There is no acceptable level of state
You're right, but there's a difference of degrees. Elections can be likened to a master allowing his slaves to choose their driver; though slavery is a wholly unacceptable state, you can hardly blame the slaves if they vote to select a less cruel overlord. You should never stop fighting the state, and never
give it your moral sanction, but you can try to partially de-claw it.
The retort to this, is, of course, that voting is
giving the system your approval. I can certainly understand this point of view, but I'm just so desperate for a reprieve. . .
Besides, if Paul were to be elected and the state were less involved in people's lives, perhaps they'd start to see that it isn't such a great thing. Perhaps they'd be more and more receptive to the notion of abolishing it.

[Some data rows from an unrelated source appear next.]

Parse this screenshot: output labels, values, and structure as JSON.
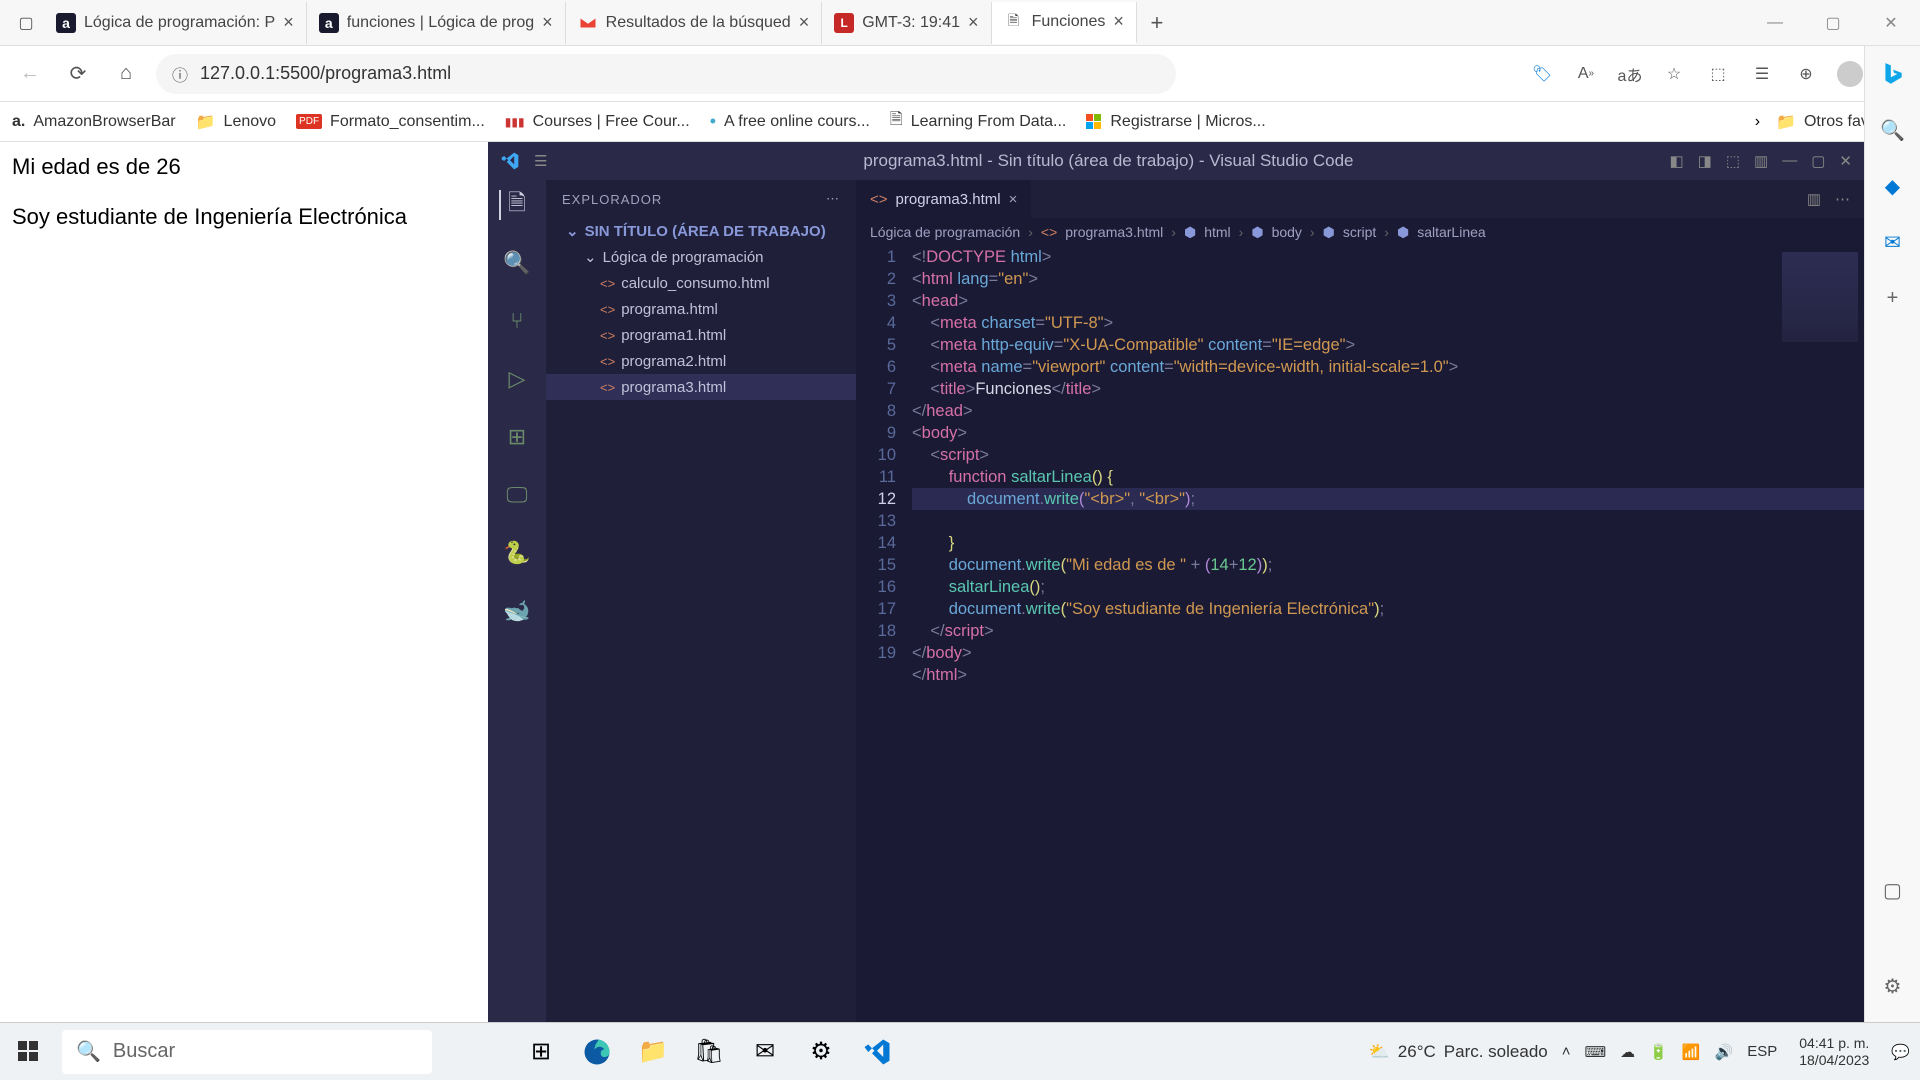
{
  "browser": {
    "tabs": [
      {
        "title": "Lógica de programación: P",
        "icon": "a"
      },
      {
        "title": "funciones | Lógica de prog",
        "icon": "a"
      },
      {
        "title": "Resultados de la búsqued",
        "icon": "M"
      },
      {
        "title": "GMT-3: 19:41",
        "icon": "L"
      },
      {
        "title": "Funciones",
        "icon": "doc",
        "active": true
      }
    ],
    "url": "127.0.0.1:5500/programa3.html",
    "bookmarks": [
      {
        "label": "AmazonBrowserBar",
        "icon": "a"
      },
      {
        "label": "Lenovo",
        "icon": "folder"
      },
      {
        "label": "Formato_consentim...",
        "icon": "pdf"
      },
      {
        "label": "Courses | Free Cour...",
        "icon": "cc"
      },
      {
        "label": "A free online cours...",
        "icon": "dot"
      },
      {
        "label": "Learning From Data...",
        "icon": "doc"
      },
      {
        "label": "Registrarse | Micros...",
        "icon": "ms"
      }
    ],
    "other_favorites": "Otros favoritos"
  },
  "page": {
    "line1": "Mi edad es de 26",
    "line2": "Soy estudiante de Ingeniería Electrónica"
  },
  "vscode": {
    "title": "programa3.html - Sin título (área de trabajo) - Visual Studio Code",
    "explorer_label": "EXPLORADOR",
    "workspace_label": "SIN TÍTULO (ÁREA DE TRABAJO)",
    "folder": "Lógica de programación",
    "files": [
      "calculo_consumo.html",
      "programa.html",
      "programa1.html",
      "programa2.html",
      "programa3.html"
    ],
    "active_file": "programa3.html",
    "breadcrumb": [
      "Lógica de programación",
      "programa3.html",
      "html",
      "body",
      "script",
      "saltarLinea"
    ],
    "line_numbers": [
      "1",
      "2",
      "3",
      "4",
      "5",
      "6",
      "7",
      "8",
      "9",
      "10",
      "11",
      "12",
      "13",
      "14",
      "15",
      "16",
      "17",
      "18",
      "19"
    ],
    "current_line": 12
  },
  "taskbar": {
    "search_placeholder": "Buscar",
    "weather_temp": "26°C",
    "weather_desc": "Parc. soleado",
    "lang": "ESP",
    "time": "04:41 p. m.",
    "date": "18/04/2023"
  }
}
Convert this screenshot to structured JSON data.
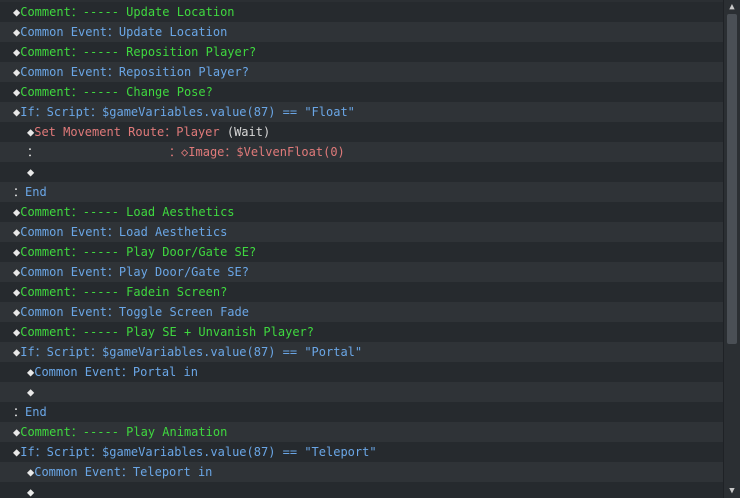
{
  "colors": {
    "background": "#2b2f33",
    "comment": "#3fd83f",
    "common_event": "#6aa6e6",
    "conditional": "#6aa6e6",
    "movement": "#e07a7a",
    "plain": "#d8d8d8"
  },
  "scrollbar": {
    "up_icon": "triangle-up-icon",
    "down_icon": "triangle-down-icon"
  },
  "lines": [
    {
      "indent": 0,
      "marker": "◆",
      "segments": [
        {
          "t": "Comment：----- Update Location",
          "c": "c-comment"
        }
      ]
    },
    {
      "indent": 0,
      "marker": "◆",
      "segments": [
        {
          "t": "Common Event：Update Location",
          "c": "c-common"
        }
      ]
    },
    {
      "indent": 0,
      "marker": "◆",
      "segments": [
        {
          "t": "Comment：----- Reposition Player?",
          "c": "c-comment"
        }
      ]
    },
    {
      "indent": 0,
      "marker": "◆",
      "segments": [
        {
          "t": "Common Event：Reposition Player?",
          "c": "c-common"
        }
      ]
    },
    {
      "indent": 0,
      "marker": "◆",
      "segments": [
        {
          "t": "Comment：----- Change Pose?",
          "c": "c-comment"
        }
      ]
    },
    {
      "indent": 0,
      "marker": "◆",
      "segments": [
        {
          "t": "If：Script：$gameVariables.value(87) == \"Float\"",
          "c": "c-if"
        }
      ]
    },
    {
      "indent": 1,
      "marker": "◆",
      "segments": [
        {
          "t": "Set Movement Route：Player ",
          "c": "c-move"
        },
        {
          "t": "(Wait)",
          "c": "c-plain"
        }
      ]
    },
    {
      "indent": 1,
      "marker": "：",
      "segments": [
        {
          "t": "                  ：◇Image：$VelvenFloat(0)",
          "c": "c-move"
        }
      ]
    },
    {
      "indent": 1,
      "marker": "◆",
      "segments": []
    },
    {
      "indent": 0,
      "marker": "：",
      "segments": [
        {
          "t": "End",
          "c": "c-if"
        }
      ]
    },
    {
      "indent": 0,
      "marker": "◆",
      "segments": [
        {
          "t": "Comment：----- Load Aesthetics",
          "c": "c-comment"
        }
      ]
    },
    {
      "indent": 0,
      "marker": "◆",
      "segments": [
        {
          "t": "Common Event：Load Aesthetics",
          "c": "c-common"
        }
      ]
    },
    {
      "indent": 0,
      "marker": "◆",
      "segments": [
        {
          "t": "Comment：----- Play Door/Gate SE?",
          "c": "c-comment"
        }
      ]
    },
    {
      "indent": 0,
      "marker": "◆",
      "segments": [
        {
          "t": "Common Event：Play Door/Gate SE?",
          "c": "c-common"
        }
      ]
    },
    {
      "indent": 0,
      "marker": "◆",
      "segments": [
        {
          "t": "Comment：----- Fadein Screen?",
          "c": "c-comment"
        }
      ]
    },
    {
      "indent": 0,
      "marker": "◆",
      "segments": [
        {
          "t": "Common Event：Toggle Screen Fade",
          "c": "c-common"
        }
      ]
    },
    {
      "indent": 0,
      "marker": "◆",
      "segments": [
        {
          "t": "Comment：----- Play SE + Unvanish Player?",
          "c": "c-comment"
        }
      ]
    },
    {
      "indent": 0,
      "marker": "◆",
      "segments": [
        {
          "t": "If：Script：$gameVariables.value(87) == \"Portal\"",
          "c": "c-if"
        }
      ]
    },
    {
      "indent": 1,
      "marker": "◆",
      "segments": [
        {
          "t": "Common Event：Portal in",
          "c": "c-common"
        }
      ]
    },
    {
      "indent": 1,
      "marker": "◆",
      "segments": []
    },
    {
      "indent": 0,
      "marker": "：",
      "segments": [
        {
          "t": "End",
          "c": "c-if"
        }
      ]
    },
    {
      "indent": 0,
      "marker": "◆",
      "segments": [
        {
          "t": "Comment：----- Play Animation",
          "c": "c-comment"
        }
      ]
    },
    {
      "indent": 0,
      "marker": "◆",
      "segments": [
        {
          "t": "If：Script：$gameVariables.value(87) == \"Teleport\"",
          "c": "c-if"
        }
      ]
    },
    {
      "indent": 1,
      "marker": "◆",
      "segments": [
        {
          "t": "Common Event：Teleport in",
          "c": "c-common"
        }
      ]
    },
    {
      "indent": 1,
      "marker": "◆",
      "segments": []
    }
  ]
}
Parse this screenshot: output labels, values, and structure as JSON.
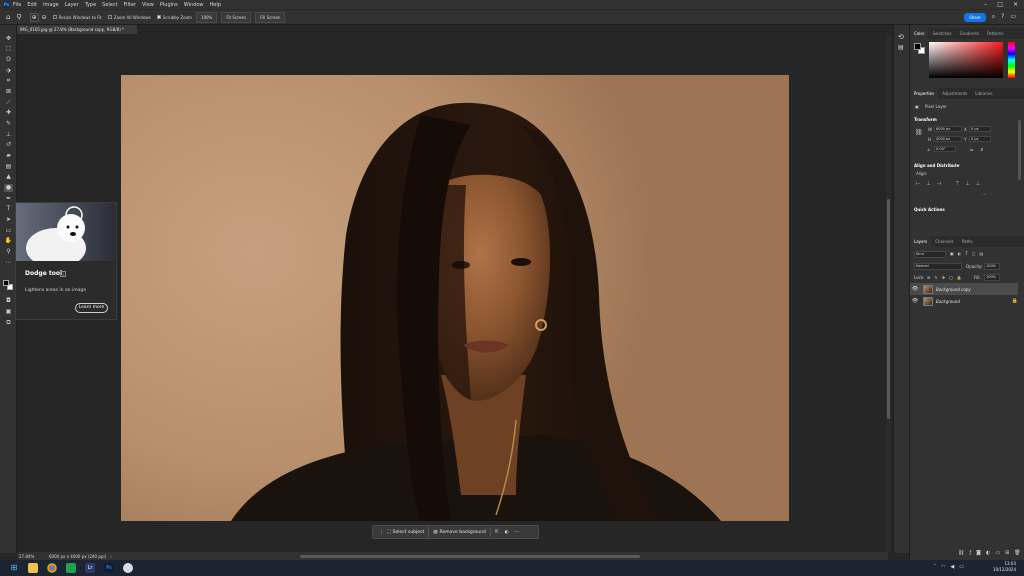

Am I dreaming? Probably.
Rothbard had some interesting thoughts that I think apply here.
If, then, the libertarian must advocate the immediate attainment of liberty and abolition of statism, and if gradualism in theory is contradictory to this overriding end, what further strategic stance may a libertarian take in today's world? Must he necessarily confine himself to advocating immediate abolition? Are "transitional demands," steps toward liberty in practice, necessarily illegitimate? No, for this would fall into the other self-defeating strategic trap of "left-wing sectarianism." For while libertarians have too often been opportunists who lose sight of or undercut their ultimate goal, some have erred in the opposite direction: fearing and condemning any advances toward the idea as necessarily selling out the goal itself. The tragedy is that these sectarians, in condemning all advances that fall short of the goal, serve to render vain and futile the cherished goal itself. For much as all of us would be overjoyed to arrive at total liberty at a single bound, the realistic prospects for such a mighty leap are limited. If social change is not always tiny and gradual, neither does it usually occur in a single leap. In rejecting any transitional approaches to the goal, then, these sectarian libertarians make it impossible for the goal itself ever to be reached. Thus, the sectarians can eventually be as fully "liquidationist" of the pure goal as the opportunists themselves.
I didn't want to make my post too
huge, so I just took a little snippet. The full text can be found at http://mises.org/rothbard/newlibertywhole.asp
, the pertinent discussion being in the epilogue.